- David Ranford
- Andy Blackwell
Wilmot Mansour called
its "Jet Helicopter" "the only toy helicopter in the world to rise off the ground
under its own power".
The instructions offered this explanation of the auto-rotation mechanism:
"PERFORMANCE: This Helicopter has been designed so that the Rotor Blades go into auto-rotation
the moment the power stops. It will then glide down without damage. Examination of the hinge
angle will show that the blades fold UPWARDS, so the angle of attack of each blade decreases.
This gives the blade less drag when running free and causes auto-rotation.
Centrifugal force keeps the blades in the horizontal position when the rotor is under power."
Zyra (Wilmot Mansour)
Artwork from the Zyra box, glowingly restored by Christian Bryan (The Boxart Den
Introduced in 1951 to take advantage of Paramount's release of "When Worlds Collide", Zyra was Wilmot Mansour's first venture into spaceship modelling.
The kit was promoted with this enthusiastic salute to the space age: Just as the atomic age has begun, so the day when mall first leaves the earth and travels to the stars is nearly with us. Already rockets have travelled 250 miles away from the earth's surface, and although latest developments are shrouded in offical secrecy, the fact that the Americans have a Government sponsored project for projecting and building a space platform which will assume its own orbit round the earth, shows that it is already within the immediate bounds of possibility to overcome the earth's gravitational pull. When this is done, there is every reason to believe that within a few years, rockets piloted by radar will sail away into space, orbit the moon, and return to earth with sufficient data to enable us to begin building the first man-carrying spaceship.
In view of this, films like the Paramount picture "When Worlds Collide" and models of space ships based on available technical data, will help to bring to the public new vistas opening to the whole of mankind.
We have the Zyra plan and instructions available for download, like the boxart above, restored by Christian Bryan of The Boxart Den.
Jetex Space Ship (Wilmot Mansour)
Artwork from the Jetex Space Ship box, glowingly restored by Christian Bryan (The Boxart Den
The Jetex Space Ship
was perhaps the most elaborate kit that Wilmot Mansour ever produced. The unnamed reviewer
in Aeromodeller magazine of March 1955 was suitably impressed, as can be seen from the
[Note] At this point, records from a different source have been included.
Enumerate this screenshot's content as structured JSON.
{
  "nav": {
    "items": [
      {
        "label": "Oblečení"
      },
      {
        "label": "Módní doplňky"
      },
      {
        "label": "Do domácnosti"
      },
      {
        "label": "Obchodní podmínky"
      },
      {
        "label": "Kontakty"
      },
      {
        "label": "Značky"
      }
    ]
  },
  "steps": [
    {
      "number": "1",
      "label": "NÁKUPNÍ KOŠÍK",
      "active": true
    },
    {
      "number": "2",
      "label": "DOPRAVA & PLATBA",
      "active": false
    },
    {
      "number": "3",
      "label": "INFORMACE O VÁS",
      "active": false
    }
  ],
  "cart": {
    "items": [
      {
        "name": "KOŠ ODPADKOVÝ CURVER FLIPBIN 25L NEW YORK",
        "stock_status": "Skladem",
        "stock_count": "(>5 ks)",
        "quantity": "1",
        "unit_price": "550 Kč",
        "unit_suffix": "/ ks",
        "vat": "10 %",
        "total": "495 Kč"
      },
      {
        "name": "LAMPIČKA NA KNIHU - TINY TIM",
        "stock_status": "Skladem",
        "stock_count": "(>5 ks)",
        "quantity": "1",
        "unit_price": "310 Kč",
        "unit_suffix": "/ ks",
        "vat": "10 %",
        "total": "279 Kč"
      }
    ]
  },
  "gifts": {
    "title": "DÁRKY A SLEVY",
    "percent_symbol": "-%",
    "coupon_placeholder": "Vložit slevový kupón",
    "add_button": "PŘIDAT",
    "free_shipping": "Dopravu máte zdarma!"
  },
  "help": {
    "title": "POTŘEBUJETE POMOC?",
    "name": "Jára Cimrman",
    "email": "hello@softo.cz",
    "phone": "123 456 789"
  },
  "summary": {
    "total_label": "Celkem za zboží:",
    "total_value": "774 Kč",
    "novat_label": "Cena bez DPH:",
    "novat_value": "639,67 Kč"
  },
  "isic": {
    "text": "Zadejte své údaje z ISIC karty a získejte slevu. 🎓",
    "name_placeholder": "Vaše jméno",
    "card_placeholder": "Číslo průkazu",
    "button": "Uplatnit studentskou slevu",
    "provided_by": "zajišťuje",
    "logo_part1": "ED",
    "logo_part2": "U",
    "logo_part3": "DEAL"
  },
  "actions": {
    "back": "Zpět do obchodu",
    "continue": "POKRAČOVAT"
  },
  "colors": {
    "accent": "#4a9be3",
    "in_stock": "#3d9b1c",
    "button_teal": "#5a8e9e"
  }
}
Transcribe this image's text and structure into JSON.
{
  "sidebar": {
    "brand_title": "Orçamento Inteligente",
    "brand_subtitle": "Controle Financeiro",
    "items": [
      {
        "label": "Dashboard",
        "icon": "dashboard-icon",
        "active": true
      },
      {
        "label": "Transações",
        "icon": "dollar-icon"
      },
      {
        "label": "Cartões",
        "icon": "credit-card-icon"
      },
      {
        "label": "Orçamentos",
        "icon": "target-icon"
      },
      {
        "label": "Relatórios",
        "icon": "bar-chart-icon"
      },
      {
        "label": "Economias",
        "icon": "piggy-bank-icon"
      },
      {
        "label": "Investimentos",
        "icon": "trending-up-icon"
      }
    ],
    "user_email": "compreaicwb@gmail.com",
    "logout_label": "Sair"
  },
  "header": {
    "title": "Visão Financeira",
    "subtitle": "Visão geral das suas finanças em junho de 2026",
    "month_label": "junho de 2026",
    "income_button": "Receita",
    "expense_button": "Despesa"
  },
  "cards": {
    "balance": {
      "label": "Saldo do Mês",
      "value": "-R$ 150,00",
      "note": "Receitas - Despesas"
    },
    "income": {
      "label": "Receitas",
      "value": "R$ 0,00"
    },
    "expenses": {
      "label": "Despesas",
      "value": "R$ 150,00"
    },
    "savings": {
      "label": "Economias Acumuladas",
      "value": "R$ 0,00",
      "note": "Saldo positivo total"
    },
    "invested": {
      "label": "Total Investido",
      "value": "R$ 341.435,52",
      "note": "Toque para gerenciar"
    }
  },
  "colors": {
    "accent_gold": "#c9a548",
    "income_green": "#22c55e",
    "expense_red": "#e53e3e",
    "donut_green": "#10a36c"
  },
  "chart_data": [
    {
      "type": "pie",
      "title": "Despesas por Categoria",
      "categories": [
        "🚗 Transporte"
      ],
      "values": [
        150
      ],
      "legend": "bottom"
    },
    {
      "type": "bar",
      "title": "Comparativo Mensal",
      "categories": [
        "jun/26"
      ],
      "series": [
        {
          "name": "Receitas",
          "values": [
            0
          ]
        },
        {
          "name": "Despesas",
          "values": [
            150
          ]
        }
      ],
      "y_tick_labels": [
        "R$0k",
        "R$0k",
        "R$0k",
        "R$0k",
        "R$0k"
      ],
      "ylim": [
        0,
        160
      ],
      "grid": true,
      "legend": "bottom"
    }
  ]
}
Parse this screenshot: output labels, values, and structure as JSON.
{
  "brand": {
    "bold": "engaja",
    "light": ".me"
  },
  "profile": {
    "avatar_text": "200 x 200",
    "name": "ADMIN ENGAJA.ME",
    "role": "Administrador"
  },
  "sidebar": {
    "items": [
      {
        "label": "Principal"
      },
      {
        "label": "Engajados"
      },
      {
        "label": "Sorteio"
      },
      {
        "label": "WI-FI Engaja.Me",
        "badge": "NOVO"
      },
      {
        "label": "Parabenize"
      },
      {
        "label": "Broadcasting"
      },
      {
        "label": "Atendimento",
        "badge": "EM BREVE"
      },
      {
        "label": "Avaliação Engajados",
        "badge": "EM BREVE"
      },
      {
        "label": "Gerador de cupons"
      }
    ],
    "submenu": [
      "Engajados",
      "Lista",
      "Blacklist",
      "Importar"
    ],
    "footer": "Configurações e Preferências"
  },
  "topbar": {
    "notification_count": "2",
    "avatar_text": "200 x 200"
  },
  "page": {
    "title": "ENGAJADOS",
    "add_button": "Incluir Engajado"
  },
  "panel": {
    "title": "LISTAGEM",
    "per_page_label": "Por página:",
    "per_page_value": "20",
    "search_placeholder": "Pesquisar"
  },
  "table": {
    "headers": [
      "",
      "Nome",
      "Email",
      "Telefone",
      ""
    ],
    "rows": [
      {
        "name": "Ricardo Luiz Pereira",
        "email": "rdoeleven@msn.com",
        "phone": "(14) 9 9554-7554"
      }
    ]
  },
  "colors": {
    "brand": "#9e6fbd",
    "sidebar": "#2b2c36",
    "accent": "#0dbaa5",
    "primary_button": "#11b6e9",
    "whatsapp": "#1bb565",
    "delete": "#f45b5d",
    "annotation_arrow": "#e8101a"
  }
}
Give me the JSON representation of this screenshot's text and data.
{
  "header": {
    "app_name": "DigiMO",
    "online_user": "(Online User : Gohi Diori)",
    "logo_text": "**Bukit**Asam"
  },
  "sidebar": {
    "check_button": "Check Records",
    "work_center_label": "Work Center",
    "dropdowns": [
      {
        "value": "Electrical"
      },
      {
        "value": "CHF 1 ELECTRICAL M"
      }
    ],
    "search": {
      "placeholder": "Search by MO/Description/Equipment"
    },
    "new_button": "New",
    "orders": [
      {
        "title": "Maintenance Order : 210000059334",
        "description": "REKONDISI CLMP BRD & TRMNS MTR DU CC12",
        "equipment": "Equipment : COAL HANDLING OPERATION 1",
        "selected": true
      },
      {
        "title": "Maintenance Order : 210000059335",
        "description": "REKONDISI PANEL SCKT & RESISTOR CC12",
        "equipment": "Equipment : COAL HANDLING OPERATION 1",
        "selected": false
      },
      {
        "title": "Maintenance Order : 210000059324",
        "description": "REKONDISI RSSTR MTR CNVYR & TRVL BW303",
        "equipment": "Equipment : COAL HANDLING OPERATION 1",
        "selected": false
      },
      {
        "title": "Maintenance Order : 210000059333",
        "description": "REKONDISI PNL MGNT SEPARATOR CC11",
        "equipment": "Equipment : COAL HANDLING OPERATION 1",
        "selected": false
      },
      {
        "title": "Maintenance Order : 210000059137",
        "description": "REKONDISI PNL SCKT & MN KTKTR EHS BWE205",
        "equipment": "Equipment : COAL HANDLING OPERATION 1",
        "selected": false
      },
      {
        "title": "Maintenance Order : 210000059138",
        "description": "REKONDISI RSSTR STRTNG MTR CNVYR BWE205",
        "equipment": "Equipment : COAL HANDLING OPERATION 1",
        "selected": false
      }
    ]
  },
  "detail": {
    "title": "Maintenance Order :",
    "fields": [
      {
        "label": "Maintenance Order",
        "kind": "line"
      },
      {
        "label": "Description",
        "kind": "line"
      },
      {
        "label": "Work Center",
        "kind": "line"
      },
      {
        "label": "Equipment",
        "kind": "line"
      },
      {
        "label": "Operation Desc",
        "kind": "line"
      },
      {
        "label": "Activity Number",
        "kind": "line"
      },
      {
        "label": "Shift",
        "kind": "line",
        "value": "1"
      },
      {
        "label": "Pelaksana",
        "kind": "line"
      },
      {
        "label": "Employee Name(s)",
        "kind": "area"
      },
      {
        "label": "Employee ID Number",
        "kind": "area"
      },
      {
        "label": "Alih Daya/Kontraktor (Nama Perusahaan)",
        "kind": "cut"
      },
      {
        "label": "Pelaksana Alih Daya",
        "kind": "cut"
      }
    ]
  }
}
following write-up in "Trade Notes", from where the illustrations (right) come.
Left: Jetex Space Ship,
about to be clipped on catapult seat at ramp top.
Centre: parachute deploying from nose
Right, springs compressed and ready to fire.
Photos, captions: Aeromodeller Mar. 1955. Reprint contributed by Roger Simmonds
"In recent months we have printed pictures and complimentary remarks on and of the JETEX "tailored" scale kits. They are complete, they take advantage of prefabrication yet they require enough building time to keep any modeller happy for a week. We thought them top of the kit polluntil this Space Ship outfit arrived for review. This is enough to rock even the most hardened of American pre-fab kit builders. The box weighs twice as much as one would expect, and opening the lid is like revealing the proverbial Pandora's box. Everything, from injection moulded plastics, shaped hardwood and pressed balsa to a Jetex unit and augmenter tubeis provided in what must surely be the most involved piece of kitting this side of the Statue of Liberty.
"The spaceship, design influenced by Dan Dare the Hulton Press ace space rideris only part of the kit A launching ramp, complete with a formidable battery of coil springs and triggers, is the other essential half. It has a rotating base, range of inclination and four very necessary "feet" to take the launch reaction. In fact, first operation of the mechanism strikes one rather forcibly as the recoil is akin to a powerful air rifle.
"Ingenious Jetex unit mounting on a slider arranges to lock the parachute hatch while thrust is "on". This is locked too, when loaded on the ramp and ready for firing. When thrust dies "off", the hatch is free to open and a rubber band flings open the nose for a 'chute in bright red nylon to. let Dan Dare down with a modicum of safety.
"As mentioned in 'Motor Mart' the 50 unit is a new one and we suffered a blowout until we managed to get the springs in their right placeso see that you load up correctly. Red Spot fuel is definitely advised for maximum powerour efforts with standard fuel were of "false start" category and just in case you are inquisitive and want to see how high it will soar without the jet firingdon'tit will reach all of fifteen feet, the 'chute may not have time to work, and you'll be repairing the nose or fins if it lands on hard ground.
"47s. 6d. sounds a lot for this kit but you really get your money's worth. It needs only one thing to make it bettera polythene nose-cap for 'chute failure landings."